* Dataset entries:
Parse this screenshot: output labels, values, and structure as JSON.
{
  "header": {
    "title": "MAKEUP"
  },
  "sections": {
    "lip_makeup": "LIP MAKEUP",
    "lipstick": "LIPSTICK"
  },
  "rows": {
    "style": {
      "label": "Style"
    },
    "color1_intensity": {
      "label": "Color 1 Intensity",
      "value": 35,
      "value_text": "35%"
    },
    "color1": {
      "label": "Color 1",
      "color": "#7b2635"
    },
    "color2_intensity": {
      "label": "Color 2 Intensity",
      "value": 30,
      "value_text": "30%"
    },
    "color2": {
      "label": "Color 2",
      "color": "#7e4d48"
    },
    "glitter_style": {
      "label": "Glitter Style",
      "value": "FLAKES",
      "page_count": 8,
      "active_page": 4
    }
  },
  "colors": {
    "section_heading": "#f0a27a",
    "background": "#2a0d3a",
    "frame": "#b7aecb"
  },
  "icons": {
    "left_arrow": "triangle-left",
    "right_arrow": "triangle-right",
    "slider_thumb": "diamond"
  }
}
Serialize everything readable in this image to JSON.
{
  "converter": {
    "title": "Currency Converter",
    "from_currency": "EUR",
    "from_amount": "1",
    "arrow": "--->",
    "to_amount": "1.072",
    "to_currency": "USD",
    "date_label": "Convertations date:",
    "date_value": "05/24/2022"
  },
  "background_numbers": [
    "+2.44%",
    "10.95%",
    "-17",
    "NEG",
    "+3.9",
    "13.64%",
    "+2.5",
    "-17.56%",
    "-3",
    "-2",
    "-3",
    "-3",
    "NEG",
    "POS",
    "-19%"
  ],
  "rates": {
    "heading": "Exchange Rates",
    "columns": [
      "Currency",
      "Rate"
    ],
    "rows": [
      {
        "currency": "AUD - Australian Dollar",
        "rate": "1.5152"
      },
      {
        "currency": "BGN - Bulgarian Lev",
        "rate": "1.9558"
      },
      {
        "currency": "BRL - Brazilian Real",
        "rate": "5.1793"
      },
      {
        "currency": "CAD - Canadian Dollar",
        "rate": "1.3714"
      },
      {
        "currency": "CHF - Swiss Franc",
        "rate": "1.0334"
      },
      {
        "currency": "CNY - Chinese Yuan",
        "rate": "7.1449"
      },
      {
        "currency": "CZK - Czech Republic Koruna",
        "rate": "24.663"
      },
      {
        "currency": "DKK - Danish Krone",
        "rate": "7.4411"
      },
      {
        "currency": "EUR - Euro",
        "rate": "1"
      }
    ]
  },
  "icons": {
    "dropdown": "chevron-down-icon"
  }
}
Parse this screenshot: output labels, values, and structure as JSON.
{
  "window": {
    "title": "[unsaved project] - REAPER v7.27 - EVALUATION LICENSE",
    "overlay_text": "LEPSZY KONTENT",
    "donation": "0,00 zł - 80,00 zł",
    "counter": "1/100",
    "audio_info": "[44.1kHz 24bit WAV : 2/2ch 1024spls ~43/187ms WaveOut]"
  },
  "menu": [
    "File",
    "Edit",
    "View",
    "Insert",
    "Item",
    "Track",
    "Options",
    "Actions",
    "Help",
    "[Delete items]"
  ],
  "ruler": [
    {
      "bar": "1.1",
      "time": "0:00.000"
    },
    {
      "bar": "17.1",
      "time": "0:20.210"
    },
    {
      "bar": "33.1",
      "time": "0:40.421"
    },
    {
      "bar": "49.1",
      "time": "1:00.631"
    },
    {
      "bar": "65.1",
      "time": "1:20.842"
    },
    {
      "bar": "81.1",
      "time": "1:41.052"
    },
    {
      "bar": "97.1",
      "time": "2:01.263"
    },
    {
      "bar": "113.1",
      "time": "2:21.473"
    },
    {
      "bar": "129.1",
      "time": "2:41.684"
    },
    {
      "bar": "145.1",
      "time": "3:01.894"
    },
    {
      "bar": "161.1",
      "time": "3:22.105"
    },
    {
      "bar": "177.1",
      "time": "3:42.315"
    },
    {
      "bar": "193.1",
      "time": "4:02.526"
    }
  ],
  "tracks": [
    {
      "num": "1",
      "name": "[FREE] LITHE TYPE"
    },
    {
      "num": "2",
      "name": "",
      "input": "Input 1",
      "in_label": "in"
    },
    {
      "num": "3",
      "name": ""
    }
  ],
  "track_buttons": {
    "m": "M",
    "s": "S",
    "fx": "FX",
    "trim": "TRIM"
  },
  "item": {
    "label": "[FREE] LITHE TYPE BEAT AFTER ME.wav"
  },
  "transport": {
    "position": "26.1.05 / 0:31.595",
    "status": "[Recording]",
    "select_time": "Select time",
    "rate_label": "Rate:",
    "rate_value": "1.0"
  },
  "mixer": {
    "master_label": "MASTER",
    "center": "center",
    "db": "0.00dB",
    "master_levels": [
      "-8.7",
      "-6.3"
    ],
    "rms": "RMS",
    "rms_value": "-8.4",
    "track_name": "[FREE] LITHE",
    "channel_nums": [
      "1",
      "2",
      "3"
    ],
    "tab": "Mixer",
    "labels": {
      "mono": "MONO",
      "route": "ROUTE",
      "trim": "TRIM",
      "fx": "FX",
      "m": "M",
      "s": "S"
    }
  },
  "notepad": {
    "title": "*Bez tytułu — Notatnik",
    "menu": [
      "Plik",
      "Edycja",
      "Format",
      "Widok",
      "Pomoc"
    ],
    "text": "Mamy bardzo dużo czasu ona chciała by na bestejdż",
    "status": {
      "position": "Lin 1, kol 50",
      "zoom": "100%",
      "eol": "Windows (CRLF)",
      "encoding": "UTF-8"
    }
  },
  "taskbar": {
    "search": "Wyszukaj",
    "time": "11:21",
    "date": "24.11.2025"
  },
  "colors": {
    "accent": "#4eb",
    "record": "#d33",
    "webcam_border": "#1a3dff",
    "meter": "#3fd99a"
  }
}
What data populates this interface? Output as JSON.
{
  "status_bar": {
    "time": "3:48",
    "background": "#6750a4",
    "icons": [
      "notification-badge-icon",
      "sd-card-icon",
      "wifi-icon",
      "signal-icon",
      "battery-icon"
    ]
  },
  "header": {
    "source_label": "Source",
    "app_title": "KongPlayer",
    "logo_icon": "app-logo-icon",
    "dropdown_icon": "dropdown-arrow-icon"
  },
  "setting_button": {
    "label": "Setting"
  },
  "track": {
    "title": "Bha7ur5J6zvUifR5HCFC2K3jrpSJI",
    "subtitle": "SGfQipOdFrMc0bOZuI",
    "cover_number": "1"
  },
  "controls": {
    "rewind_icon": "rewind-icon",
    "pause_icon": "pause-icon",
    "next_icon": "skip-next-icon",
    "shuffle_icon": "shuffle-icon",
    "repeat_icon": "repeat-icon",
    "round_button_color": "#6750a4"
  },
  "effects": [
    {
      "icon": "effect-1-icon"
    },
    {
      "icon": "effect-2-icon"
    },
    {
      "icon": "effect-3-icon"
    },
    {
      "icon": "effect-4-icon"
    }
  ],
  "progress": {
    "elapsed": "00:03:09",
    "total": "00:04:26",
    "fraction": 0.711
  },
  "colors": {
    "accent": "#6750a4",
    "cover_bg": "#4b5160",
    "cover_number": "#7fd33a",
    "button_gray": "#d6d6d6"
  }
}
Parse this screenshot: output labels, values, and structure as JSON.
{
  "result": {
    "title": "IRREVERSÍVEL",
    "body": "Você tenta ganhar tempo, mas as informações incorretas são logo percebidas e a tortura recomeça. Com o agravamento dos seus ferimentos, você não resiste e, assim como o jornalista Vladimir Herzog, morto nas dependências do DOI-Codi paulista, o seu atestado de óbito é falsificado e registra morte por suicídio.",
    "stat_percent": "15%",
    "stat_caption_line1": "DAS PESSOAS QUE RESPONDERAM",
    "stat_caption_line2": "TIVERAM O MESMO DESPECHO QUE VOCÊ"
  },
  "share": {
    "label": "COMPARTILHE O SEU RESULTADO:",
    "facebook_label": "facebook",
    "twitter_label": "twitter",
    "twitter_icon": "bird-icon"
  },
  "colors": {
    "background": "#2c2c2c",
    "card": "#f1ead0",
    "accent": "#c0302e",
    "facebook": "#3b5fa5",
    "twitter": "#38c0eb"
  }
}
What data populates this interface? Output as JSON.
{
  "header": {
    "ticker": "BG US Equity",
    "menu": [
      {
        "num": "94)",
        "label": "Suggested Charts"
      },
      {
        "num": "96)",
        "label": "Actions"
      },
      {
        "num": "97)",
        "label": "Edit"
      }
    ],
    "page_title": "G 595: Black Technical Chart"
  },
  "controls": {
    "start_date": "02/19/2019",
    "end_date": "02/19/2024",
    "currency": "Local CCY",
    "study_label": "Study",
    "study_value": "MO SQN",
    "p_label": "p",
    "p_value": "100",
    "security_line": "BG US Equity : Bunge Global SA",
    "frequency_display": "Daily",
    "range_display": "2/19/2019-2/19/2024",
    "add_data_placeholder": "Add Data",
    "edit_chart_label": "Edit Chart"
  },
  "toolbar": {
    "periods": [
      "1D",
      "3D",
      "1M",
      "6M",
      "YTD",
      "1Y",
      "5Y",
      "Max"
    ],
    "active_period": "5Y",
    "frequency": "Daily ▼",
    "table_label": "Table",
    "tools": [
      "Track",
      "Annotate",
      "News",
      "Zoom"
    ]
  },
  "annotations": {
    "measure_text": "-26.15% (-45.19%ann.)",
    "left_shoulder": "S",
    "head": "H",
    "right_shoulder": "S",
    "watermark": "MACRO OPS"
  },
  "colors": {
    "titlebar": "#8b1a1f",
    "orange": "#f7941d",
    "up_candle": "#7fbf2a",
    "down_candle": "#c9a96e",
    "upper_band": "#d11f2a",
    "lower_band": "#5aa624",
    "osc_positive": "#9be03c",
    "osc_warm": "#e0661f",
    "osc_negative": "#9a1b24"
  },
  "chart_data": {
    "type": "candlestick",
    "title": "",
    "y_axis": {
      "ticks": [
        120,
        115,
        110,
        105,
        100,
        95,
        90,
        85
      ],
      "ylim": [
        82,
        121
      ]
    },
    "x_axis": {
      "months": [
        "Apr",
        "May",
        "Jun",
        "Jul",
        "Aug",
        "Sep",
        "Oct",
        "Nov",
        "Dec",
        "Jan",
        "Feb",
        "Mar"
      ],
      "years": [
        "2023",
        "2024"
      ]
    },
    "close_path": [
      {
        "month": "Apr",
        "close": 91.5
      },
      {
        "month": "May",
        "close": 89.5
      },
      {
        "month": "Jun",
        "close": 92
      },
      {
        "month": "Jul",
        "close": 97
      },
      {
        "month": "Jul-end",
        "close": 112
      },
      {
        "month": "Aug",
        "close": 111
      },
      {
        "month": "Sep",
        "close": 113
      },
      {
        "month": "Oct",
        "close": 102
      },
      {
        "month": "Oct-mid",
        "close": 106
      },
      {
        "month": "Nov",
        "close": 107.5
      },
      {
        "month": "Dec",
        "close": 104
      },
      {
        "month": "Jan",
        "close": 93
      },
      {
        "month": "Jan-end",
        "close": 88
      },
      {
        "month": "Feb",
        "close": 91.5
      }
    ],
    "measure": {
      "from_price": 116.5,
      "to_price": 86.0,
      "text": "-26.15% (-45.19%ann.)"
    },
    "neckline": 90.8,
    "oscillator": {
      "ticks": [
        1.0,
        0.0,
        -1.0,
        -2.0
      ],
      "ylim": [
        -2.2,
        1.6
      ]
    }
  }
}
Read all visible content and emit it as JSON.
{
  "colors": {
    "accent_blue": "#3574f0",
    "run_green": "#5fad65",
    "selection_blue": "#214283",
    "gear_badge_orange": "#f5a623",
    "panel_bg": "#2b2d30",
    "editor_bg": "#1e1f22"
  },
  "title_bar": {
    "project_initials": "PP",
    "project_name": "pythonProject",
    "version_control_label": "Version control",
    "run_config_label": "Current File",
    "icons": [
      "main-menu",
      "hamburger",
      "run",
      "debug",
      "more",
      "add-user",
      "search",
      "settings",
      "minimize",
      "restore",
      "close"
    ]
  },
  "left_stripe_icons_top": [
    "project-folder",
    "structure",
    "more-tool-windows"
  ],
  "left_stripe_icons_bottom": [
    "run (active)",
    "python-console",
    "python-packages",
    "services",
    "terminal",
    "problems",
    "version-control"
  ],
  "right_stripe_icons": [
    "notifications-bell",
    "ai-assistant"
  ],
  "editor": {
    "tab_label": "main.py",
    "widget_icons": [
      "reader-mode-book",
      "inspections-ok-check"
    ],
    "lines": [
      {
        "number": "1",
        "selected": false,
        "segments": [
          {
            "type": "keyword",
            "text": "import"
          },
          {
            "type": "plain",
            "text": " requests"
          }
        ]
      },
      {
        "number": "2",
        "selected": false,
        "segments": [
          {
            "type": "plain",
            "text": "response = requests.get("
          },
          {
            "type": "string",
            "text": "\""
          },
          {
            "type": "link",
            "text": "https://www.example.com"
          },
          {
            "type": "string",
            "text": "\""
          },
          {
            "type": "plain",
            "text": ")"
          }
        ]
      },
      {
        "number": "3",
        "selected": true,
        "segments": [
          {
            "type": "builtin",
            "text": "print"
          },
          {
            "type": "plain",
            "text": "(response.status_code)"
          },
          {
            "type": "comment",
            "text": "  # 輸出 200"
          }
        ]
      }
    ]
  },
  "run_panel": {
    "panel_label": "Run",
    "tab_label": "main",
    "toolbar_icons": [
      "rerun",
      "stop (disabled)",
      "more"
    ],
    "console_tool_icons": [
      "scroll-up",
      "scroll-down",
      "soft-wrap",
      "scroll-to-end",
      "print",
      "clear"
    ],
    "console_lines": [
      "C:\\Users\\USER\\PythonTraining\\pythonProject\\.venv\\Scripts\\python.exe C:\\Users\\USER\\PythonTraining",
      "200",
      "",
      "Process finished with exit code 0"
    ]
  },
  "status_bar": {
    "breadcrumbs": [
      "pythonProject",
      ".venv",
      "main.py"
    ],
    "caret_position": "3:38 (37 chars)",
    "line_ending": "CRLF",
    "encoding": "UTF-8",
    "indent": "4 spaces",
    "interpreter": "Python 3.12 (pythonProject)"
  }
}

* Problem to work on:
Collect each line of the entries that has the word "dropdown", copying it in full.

* Exercise output:
    "dropdown": "chevron-down-icon"
    "dropdown_icon": "dropdown-arrow-icon"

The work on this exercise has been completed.